|Lt. Jack Knight commanded an infantry unit in Burma that included two younger brothers.|
On this Memorial Day we honor Medal of Honor recipient Jack L. Knight who never had a chance to reach 100 years old today. Instead, he sacrificed his life for our freedom.
He was born on May 29, 1917 in Texas. His parents were also both born in Texas. His father worked as a farmer. Jack had five younger brothers (three of whom served during the war) and one younger sister. By 1940 Jack had graduated from Weatherford Junior College and was working on the family farm.
On November 18, 1940, Jack and his brother Curtis both enlisted in the Texas National Guard.

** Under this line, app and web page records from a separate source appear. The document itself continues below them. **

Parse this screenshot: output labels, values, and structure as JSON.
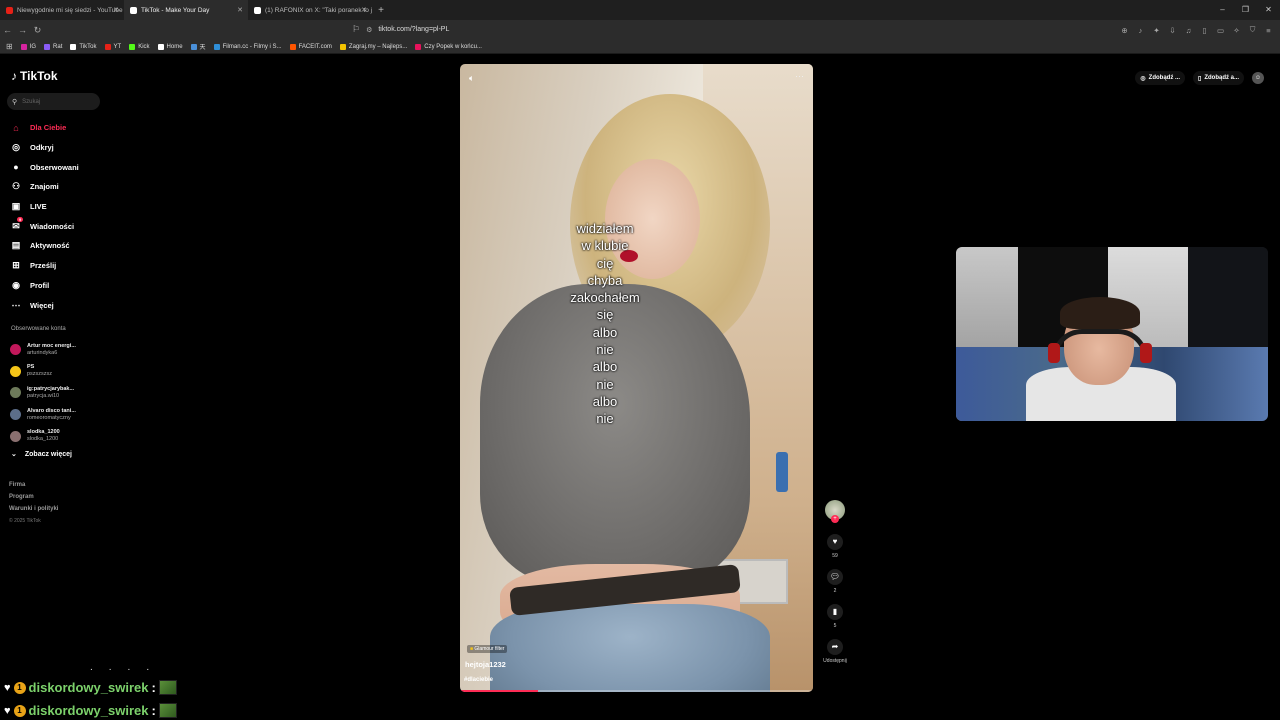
{
  "browser": {
    "tabs": [
      {
        "title": "Niewygodnie mi się siedzi - YouTube",
        "favicon_color": "#e62117",
        "active": false
      },
      {
        "title": "TikTok - Make Your Day",
        "favicon_color": "#ffffff",
        "active": true
      },
      {
        "title": "(1) RAFONIX on X: \"Taki poranek to j",
        "favicon_color": "#ffffff",
        "active": false
      }
    ],
    "new_tab": "+",
    "url": "tiktok.com/?lang=pl-PL",
    "bookmarks": [
      {
        "label": "IG",
        "color": "#d6249f"
      },
      {
        "label": "Rat",
        "color": "#8a5cf6"
      },
      {
        "label": "TikTok",
        "color": "#ffffff"
      },
      {
        "label": "YT",
        "color": "#e62117"
      },
      {
        "label": "Kick",
        "color": "#53fc18"
      },
      {
        "label": "Home",
        "color": "#ffffff"
      },
      {
        "label": "天",
        "color": "#4a90d9"
      },
      {
        "label": "Filman.cc - Filmy i S...",
        "color": "#2f8fd8"
      },
      {
        "label": "FACEIT.com",
        "color": "#ff5500"
      },
      {
        "label": "Zagraj.my – Najleps...",
        "color": "#f2c200"
      },
      {
        "label": "Czy Popek w końcu...",
        "color": "#e8125c"
      }
    ]
  },
  "tiktok": {
    "logo": "TikTok",
    "search_placeholder": "Szukaj",
    "nav": [
      {
        "label": "Dla Ciebie",
        "icon": "home-icon",
        "glyph": "⌂",
        "active": true
      },
      {
        "label": "Odkryj",
        "icon": "compass-icon",
        "glyph": "◎",
        "active": false
      },
      {
        "label": "Obserwowani",
        "icon": "following-avatar-icon",
        "glyph": "●",
        "active": false
      },
      {
        "label": "Znajomi",
        "icon": "friends-icon",
        "glyph": "⚇",
        "active": false
      },
      {
        "label": "LIVE",
        "icon": "live-icon",
        "glyph": "▣",
        "active": false
      },
      {
        "label": "Wiadomości",
        "icon": "messages-icon",
        "glyph": "✉",
        "active": false,
        "badge": "9"
      },
      {
        "label": "Aktywność",
        "icon": "activity-icon",
        "glyph": "▤",
        "active": false
      },
      {
        "label": "Prześlij",
        "icon": "upload-icon",
        "glyph": "⊞",
        "active": false
      },
      {
        "label": "Profil",
        "icon": "profile-icon",
        "glyph": "◉",
        "active": false
      },
      {
        "label": "Więcej",
        "icon": "more-icon",
        "glyph": "⋯",
        "active": false
      }
    ],
    "followed_title": "Obserwowane konta",
    "followed": [
      {
        "name": "Artur moc energi...",
        "handle": "arturindyka6",
        "color": "#c2185b"
      },
      {
        "name": "PS",
        "handle": "pszszszsz",
        "color": "#f5c518"
      },
      {
        "name": "ig:patrycjarybak...",
        "handle": "patrycja.wi10",
        "color": "#6d7a5a"
      },
      {
        "name": "Alvaro disco tani...",
        "handle": "romeoromatyczny",
        "color": "#5c6e8a"
      },
      {
        "name": "slodka_1200",
        "handle": "slodka_1200",
        "color": "#8a7070"
      }
    ],
    "see_more": "Zobacz więcej",
    "footer": [
      "Firma",
      "Program",
      "Warunki i polityki"
    ],
    "copyright": "© 2025 TikTok",
    "top_right": {
      "get_app_1": "Zdobądź ...",
      "get_app_2": "Zdobądź a..."
    }
  },
  "video": {
    "caption_lines": [
      "widziałem",
      "w klubie",
      "cię",
      "chyba",
      "zakochałem",
      "się",
      "albo",
      "nie",
      "albo",
      "nie",
      "albo",
      "nie"
    ],
    "filter": "Glamour filter",
    "author": "hejtoja1232",
    "hashtag": "#dlaciebie",
    "progress": 0.22,
    "likes": "59",
    "comments": "2",
    "saves": "5",
    "share_label": "Udostępnij"
  },
  "chat": [
    {
      "user": "diskordowy_swirek",
      "sep": ":"
    },
    {
      "user": "diskordowy_swirek",
      "sep": ":"
    }
  ]
}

He served as a first lieutenant and was the commander of F Troop, 124th Calvary Regiment, Mars Task Force. His brother Curtis was in the same unit and was it's First Sergeant. Brother Loyd, if you can believe it, also joined the unit. Brother Hershel broke the pattern by serving in the Navy during the war.
In a age of armor and air power, the army didn't know what to do with a calvary regiment. It stayed in Texas until June 1944 when it turned in it's horses and became an infantry unit. In July, it was sent to serve in India. By December 1944 it was part of Mars Task Force, a special unit tasked with the mission of removing the Japanese from North Burma. It required a 200 mile march through mountainous jungles and streams. It must have been quite an adjustment for the three Knight brothers used to dry Texas. Normal resupply was impossible -- they had to get everything delivered by airdrop.
His is the only Medal of Honor earned by someone in the ground forces of the US Army in the China-Burma-India Theater during World War 2.
Carl W. Weidenburner did an outstanding job describing Lt. Knight's last battle. It reads like a scene from a John Wayne movie. The decision to award him the Congressional Medal of Honor was an easy decision. You can read his full article at http://www.cbi-theater.com/knight/knight.html
Knight and his men reached their objective after 35 minutes. The men began to dig in. Knight reconnoitered the slope at the end of the hill. He spotted an enemy pillbox and grenaded it. He found two more pillboxes and gave them the same treatment.
Knight called to his men, "Come on up. There's a whole nest of them here." His men obeyed. Knight found himself in the center of a horseshoe formation of pillboxes. He threw a grenade into his fourth pillbox, then fired his carbine into it.
Men who later described the scene said Knight acted as if he were out to get every pillbox himself. A Japanese soldier tossed a grenade at the lieutenant. He backed away but the burst caught him full in the face. As he turned around and walked back to Lt. Leo C. Tynan to get more carbine ammunition, the men saw blood dripping from his face.
Another enemy soldier tried to bayonet Knight as he walked past a pillbox. Lt. Tynan killed him. Knight took half of Tynan's ammunition and started forward again. As he broke into a run, he muttered to Tynan, "I can't see."
The troop had caught up with him by then. Concentrated fire came from the pillboxes. Men were falling all around Knight. He regrouped his squads by arm motions and went out in front again.
He grenaded his fifth Pillbox. An enemy grenade landed nearby and wounded him a second time. This time he went down. But as he lay there, he kept shouting encouragement to his men. Lt. Knight's brother, 1st Sgt. Curtis Knight, saw his brother fall and ran forward to lead the troop. But he was dropped by a bullet under the heart.
The lieutenant asked one of the men to get his brother back to an aid station. He continued to encourage his men. Then, on his hands and knees, he started to crawl towards another enemy pillbox. He was hit by a bullet. It was the end for Lt. Jack Knight. His men went on to take the objective. His brother, flown to an evacuation hospital, recovered.
Brother Curtis earned the Silver Star and the Bronze Star (died in 2013 at age 94). Brother Loyd died in 1987.
His remains were returned to be buried at Holders Chapel Cemetery in Cool, Texas.
JOHN F. KENNEDY TIE IN
John F. Kennedy was also born 100 years ago on May 29, 1917. Hundreds of books have been written about JFK including many about his service as a PT boat skipper in the South Pacific.
His brother Joseph, whom his father had groomed to run for president one day, was one of the fallen. We will never know if others of the fallen may have also run for president had they survived.
In remembering the fallen on Memorial Day, we can do well to reflect on President Kennedy's words:
"As we express our gratitude, we must never forget that the highest appreciation is not to utter the words, but to live by them."
On behalf of the fallen, if you would like to see more people become aware of this project to honor the WW2 fallen, be sure to share with others on Twitter, Facebook, etc. Thanks for your interest!
Follow on Twitter @ww2fallen100
Join the public Facebook group WW2 Fallen 100